There are several types of “expungements” under California law for people have previously been convicted of a crime, each that provides different forms and levels of relief.
The most common form of expungement is what is called a “1203.4”, because it is defined by Penal Code section 1203.4(a). See Cal. Penal Code § 1203.4(a). This code allows someone placed on probation for a misdemeanor or felony to enter a new plea of “Not Guilty” and have the case “dismissed” under the code. This relief is mandatory if the probationer sustained no violations of probation. If violations on probation did occur, and did not result in a prison sentence in the case of a felony, the court may nonetheless grant the relief in its discretion in the interests of justice. In either case, if the crime you were convicted has a misdemeanor “version” of the crime, your attorney can ask that the crime be reduced to a misdemeanor at the time of applying for the expungement. Certain restrictions apply, and some convictions do not qualify for this relief, or cannot be reduced to a misdemeanor, so an experienced criminal defense lawyer must be consulted to determine if the relief is available in your specific case.
If a person was sentenced to jail or no probation and was convicted of only a misdemeanor, they can have their record expunged similarly after a year under Penal Code section 1203.4a, if they are not on probation for another offense or facing charges for another offense. See Cal. Penal Code § 1203.4a. Again, certain convictions do not qualify for this relief, so an experienced criminal defense lawyer must be consulted to determine if the relief is available in your specific case.

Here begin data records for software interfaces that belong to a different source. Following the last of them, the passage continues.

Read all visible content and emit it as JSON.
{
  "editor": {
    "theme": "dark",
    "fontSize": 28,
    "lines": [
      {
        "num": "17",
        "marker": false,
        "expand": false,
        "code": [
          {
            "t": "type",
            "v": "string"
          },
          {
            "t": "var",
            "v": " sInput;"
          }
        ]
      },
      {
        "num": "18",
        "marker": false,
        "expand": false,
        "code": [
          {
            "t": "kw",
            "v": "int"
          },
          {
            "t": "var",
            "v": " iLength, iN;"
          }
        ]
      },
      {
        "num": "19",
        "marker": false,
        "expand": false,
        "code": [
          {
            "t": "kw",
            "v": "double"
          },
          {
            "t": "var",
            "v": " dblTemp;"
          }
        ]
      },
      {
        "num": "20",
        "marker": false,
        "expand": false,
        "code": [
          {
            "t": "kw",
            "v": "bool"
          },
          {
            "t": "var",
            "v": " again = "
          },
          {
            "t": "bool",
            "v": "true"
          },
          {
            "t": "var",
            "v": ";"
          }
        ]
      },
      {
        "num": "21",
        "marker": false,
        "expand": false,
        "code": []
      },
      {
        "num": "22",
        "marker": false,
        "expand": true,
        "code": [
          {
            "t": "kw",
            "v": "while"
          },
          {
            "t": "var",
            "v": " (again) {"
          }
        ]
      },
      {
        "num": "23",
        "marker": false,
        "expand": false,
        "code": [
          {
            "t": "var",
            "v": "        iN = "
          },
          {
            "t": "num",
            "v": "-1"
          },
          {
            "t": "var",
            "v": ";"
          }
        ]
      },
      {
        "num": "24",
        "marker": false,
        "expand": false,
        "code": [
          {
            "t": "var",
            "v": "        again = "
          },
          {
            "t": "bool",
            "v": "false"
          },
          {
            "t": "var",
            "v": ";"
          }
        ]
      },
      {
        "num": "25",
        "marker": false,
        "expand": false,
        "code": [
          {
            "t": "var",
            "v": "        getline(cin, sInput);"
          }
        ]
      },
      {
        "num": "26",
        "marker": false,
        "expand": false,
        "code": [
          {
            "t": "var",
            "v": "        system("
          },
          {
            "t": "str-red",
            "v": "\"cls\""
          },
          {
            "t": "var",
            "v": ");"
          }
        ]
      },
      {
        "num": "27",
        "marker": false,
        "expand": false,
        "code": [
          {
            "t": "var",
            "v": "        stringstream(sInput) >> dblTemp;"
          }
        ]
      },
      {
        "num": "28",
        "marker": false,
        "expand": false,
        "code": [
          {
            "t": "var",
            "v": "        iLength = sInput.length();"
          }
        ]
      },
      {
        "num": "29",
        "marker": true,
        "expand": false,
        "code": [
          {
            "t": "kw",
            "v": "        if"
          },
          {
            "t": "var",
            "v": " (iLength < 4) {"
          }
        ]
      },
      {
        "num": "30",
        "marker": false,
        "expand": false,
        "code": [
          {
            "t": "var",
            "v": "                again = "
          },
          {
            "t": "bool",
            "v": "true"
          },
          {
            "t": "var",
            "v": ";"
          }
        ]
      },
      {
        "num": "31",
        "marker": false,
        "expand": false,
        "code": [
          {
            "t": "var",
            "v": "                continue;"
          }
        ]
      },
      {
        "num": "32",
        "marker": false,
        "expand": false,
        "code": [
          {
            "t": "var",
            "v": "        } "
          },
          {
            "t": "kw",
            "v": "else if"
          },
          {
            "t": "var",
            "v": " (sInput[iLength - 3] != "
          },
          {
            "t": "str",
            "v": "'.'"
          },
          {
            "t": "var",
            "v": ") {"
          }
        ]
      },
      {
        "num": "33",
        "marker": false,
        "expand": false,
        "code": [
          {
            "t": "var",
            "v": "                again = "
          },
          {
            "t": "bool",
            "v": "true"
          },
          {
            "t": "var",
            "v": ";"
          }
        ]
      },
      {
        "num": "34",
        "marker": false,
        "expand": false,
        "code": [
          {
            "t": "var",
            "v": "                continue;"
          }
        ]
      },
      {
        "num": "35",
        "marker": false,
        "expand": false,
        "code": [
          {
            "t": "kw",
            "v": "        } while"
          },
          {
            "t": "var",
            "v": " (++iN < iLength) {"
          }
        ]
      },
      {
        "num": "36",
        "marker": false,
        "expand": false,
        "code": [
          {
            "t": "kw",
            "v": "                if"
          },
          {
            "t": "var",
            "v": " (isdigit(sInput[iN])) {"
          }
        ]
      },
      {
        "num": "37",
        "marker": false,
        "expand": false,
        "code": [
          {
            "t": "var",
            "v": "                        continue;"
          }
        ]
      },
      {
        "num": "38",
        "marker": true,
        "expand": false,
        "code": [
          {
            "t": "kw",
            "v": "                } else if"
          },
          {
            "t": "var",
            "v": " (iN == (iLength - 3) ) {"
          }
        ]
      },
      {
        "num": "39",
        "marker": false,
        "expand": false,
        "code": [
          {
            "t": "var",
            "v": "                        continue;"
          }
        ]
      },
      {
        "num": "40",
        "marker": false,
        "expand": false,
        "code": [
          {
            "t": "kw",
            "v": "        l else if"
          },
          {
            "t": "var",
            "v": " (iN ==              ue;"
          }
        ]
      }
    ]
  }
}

In cases where PC 1203.4 relief is not available based on the nature of the charge, as is the case with many sex offenses, an attorney may still be able to request that the felony conviction be reduced to a misdemeanor if the crime you were convicted has a misdemeanor “version” of the crime. See Cal. Penal Code § 17(b). This only applies where a prison sentence was not imposed and probation was granted.
If a person is sentenced to prison, regardless of whether they were previously on probation for the offense that resulted in the prison sentence, or if you were convicted of a crime that is not covered under Penal Code section 1203.4, PC 1203.4 relief is not available. However, you can still apply for a “Certificate of Rehabilitation” under Penal Code sections 4800 et seq and 4853. This does not enter a dismissal on your record, but have other benefits, such as: permitting certain specified sex offenders to be relieved of their duty to register [Cal. Penal Code § 290.5(a)]; enhancing a person’s potential for becoming licensed by state boards [Cal. Penal Code § 4853]; serve as an official document indicating a person’s rehabilitation; and serves as a recommendation for a Governor’s pardon. For all of the types of benefits, and restrictions, as to what a Certificate of Rehabilitation can accomplish in your case, and to determine if you are eligible for a Certificate of Rehabilitation, you must consult an experienced criminal defense attorney.
If you were sentenced to prison after a felony conviction, are not eligible for 1203.4 relief, or have lifetime firearms restriction, the highest form of relief is a Governor’s pardon, which will restore many of your civil rights that a Certificate of Rehabilitation does not provide, including the right to serve on a jury, possess a firearm under most scenarios, serve as a probation or parole agent, or be relieved of the duty to register as a sex offender under Penal Code section 290. For all of the types of benefits, and restrictions, as to what a Governor’s pardon can accomplish in your case, and to determine if you are eligible for a pardon, you must consult an experienced criminal defense attorney.
Recent changes in the law under the voter initiative Proposition 47, relating to theft and drug possession offenses, requires the court to reduce matters to misdemeanors which were previously classified as felonies. This means certain specified theft crimes in which the value of the stolen property allegedly taken or possessed is worth less than $950.00, and all simple drug possession crimes, are eligible for reduction to a misdemeanor under Penal Code section 1170.18, unless the defendant had been previously convicted of certain disqualifying prior convictions described in the code. See Cal. Penal Code § 1170.18.
In addition, the voters of California also recently passed the voter initiative Proposition 64, related to marijuana offenses. Under the new law, any person who was previously convicted of a marijuana offense that would not have been a crime, or would be a misdemeanor, if committed today is eligible to have their record expunged to allow the new classification be shown. See Cal. Health & Safety Code § 11361.8. For instance, possession of marijuana for sale under Health & Safety 11359, once a straight felony offense, is now classified as a misdemeanor, and is eligible for reclassification as a misdemeanor under the new law.
The knowledgeable attorneys at Honeychurch & Boyd have extensive experience in litigating all types of expungement requests described above, and have achieved great results for their clients in these matters. If you are seeking to expunge or clean up your past criminal record in any way, do not hesitate to call Honeychurch & Boyd today for a free consultation to see how our effective attorneys may be able to help you achieve the best outcome for your case.